The book also includes newly translated and newly written interpretive essays by leading historians and philosophers, which examine the origins of eighteenth-century debate on Enlightenment and explore its significance for the recent years, critics from across the political and philosophical spectrum have condemned the Enlightenment 5/5(1).
If the central concern of present-day political debate across the board involves the term democracy (or the democratic quality of society), the connecting themes in eighteenth-century political.
The theoretical (and inevitably practical) approaches to the aesthetic in the late seventeenth and early eighteenth centuries seem to raise and foster a new ‘way of life’ which can certainly be associated with moral interests, as the present book clearly demonstrates, but also with interests such as spiritual-devotional, mental-hygienical.
ENGLISH LITERATURE AND SOCIETY IN THE EIGHTEENTH CENTURY I. When I was honoured by the invitation to deliver this course of lectures, I did not accept without some hesitation.
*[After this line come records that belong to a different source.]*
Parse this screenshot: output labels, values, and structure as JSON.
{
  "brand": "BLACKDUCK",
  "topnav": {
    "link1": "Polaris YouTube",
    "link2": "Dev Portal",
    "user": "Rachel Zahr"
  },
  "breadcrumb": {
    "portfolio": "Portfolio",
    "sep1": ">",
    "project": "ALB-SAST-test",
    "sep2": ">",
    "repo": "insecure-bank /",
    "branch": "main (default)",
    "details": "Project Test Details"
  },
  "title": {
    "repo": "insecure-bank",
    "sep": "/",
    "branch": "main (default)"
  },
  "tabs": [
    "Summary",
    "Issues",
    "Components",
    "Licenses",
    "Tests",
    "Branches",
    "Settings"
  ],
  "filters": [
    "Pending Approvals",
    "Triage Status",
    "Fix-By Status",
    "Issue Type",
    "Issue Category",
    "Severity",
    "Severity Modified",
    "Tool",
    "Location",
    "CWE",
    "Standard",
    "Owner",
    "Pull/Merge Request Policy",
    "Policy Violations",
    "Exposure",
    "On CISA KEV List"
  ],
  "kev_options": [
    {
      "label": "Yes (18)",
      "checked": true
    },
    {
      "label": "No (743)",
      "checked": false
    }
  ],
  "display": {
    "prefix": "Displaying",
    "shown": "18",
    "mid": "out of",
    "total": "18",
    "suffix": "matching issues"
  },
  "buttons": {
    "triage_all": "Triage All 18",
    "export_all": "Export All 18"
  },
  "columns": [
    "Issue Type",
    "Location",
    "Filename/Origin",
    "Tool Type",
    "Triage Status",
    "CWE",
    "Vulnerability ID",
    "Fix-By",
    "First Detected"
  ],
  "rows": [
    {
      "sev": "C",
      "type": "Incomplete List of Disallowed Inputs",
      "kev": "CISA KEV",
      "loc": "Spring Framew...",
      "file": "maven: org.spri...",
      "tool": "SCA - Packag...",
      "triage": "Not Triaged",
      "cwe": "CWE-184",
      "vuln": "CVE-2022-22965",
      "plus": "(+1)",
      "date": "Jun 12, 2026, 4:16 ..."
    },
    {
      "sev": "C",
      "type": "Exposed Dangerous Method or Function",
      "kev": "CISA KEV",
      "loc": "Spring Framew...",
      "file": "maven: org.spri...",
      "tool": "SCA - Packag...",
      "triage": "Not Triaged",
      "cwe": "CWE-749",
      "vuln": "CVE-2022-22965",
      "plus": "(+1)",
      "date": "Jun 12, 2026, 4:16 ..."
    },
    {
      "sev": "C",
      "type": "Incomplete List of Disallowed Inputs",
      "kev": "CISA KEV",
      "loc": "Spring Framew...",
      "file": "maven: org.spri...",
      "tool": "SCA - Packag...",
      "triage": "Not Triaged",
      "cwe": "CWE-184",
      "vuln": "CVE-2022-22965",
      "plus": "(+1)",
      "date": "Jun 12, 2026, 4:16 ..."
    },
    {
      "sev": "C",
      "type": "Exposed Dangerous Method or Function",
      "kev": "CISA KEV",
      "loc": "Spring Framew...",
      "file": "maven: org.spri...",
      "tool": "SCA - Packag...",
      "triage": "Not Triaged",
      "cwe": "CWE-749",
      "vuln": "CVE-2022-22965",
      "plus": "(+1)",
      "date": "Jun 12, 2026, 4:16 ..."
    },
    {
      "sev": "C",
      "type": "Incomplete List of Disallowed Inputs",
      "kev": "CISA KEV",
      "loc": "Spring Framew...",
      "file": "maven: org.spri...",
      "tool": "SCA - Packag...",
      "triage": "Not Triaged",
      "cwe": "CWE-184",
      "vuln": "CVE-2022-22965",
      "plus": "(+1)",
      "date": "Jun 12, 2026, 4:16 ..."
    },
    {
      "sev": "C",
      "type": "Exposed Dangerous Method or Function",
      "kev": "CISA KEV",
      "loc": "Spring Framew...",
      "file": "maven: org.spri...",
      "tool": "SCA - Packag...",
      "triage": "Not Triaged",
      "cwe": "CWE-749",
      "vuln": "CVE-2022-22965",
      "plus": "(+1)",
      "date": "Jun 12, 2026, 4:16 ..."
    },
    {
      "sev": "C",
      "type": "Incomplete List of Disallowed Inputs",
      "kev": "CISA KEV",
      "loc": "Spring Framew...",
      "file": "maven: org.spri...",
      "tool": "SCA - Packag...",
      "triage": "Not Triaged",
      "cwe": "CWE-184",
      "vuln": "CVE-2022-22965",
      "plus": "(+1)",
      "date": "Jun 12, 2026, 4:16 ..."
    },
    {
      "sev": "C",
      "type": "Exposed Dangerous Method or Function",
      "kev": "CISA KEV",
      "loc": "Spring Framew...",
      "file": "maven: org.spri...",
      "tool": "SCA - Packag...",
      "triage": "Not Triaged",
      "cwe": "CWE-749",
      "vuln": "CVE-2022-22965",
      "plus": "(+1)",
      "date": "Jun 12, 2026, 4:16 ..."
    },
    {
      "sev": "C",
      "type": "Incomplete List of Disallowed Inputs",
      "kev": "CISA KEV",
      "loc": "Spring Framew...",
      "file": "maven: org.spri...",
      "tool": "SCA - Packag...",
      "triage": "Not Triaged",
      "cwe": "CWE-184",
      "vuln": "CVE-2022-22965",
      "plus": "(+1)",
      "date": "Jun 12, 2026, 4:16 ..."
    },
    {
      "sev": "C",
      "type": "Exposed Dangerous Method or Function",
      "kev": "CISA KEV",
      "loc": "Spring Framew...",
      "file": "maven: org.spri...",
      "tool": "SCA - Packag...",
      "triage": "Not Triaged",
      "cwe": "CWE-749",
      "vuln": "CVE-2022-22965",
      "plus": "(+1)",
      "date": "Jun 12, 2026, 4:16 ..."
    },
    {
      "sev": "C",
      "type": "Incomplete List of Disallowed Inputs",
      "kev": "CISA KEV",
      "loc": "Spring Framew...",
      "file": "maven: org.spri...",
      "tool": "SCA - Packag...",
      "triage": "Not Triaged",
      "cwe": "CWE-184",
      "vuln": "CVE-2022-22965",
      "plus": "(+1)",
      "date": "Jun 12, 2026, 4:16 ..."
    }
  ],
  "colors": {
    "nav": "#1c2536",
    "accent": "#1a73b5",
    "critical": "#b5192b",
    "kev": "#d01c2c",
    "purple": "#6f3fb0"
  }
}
I am not qualified to speak with authority upon such subjects as have been treated by my predecessors—the course of political events or the growth of legal institutions.
American Society for Eighteenth-Century Studies Contact Us EBRO: Eighteenth-Century Book Reviews Online > EBRO Archives > Uncategorized > Kant’s Critique of. The Age of Enlightenment (also known as the Age of Reason or simply the Enlightenment) was an intellectual and philosophical movement that dominated the world of ideas in Europe during the 17th to 19th centuries.
The Enlightenment emerged out of a European intellectual and scholarly movement known as Renaissance consider the publication of Isaac Newton's Principia.
French philosophers of the Ancien Régime wrote treatises on beauty or taste; the term “aesthetics”, coined in Latin as “aesthetica” by German philosopher Alexander Baumgarten in (§), was not in popular usage in France and appeared only in rare instances at the end of the eighteenth ophers described taste (“goût” or “goust”) as a sentiment that allowed.
REFLECTIONS ON STATE-BUILDING IN IRELAND, there is some evidence to suggest that the real strength of the Irish state at the close of the eighteenth century lay not in its furious Orange partizans or in its unruly and barely disciplined soldiery, much less in its being a client of the British state ; in the end, the survival.Moral economy – close companion to the material injustices that spring from political economy – is the space in which cultural or symbolic injustice thrives.
Nancy Fraser (, p. 14) argues that cultural or symbolic injustice is ‘rooted in social practices of representation, interpretation and communication’ ‘examples include. Just as views on childhood and the upbringing of children in the eighteenth century were affected by social and economic factors, so the development of the children's book trade in Britain and France was influenced by evolving views on the family and social class, the place of religion in daily life, the interest in science, the rise of consumerism, the growth in literacy and, perhaps most.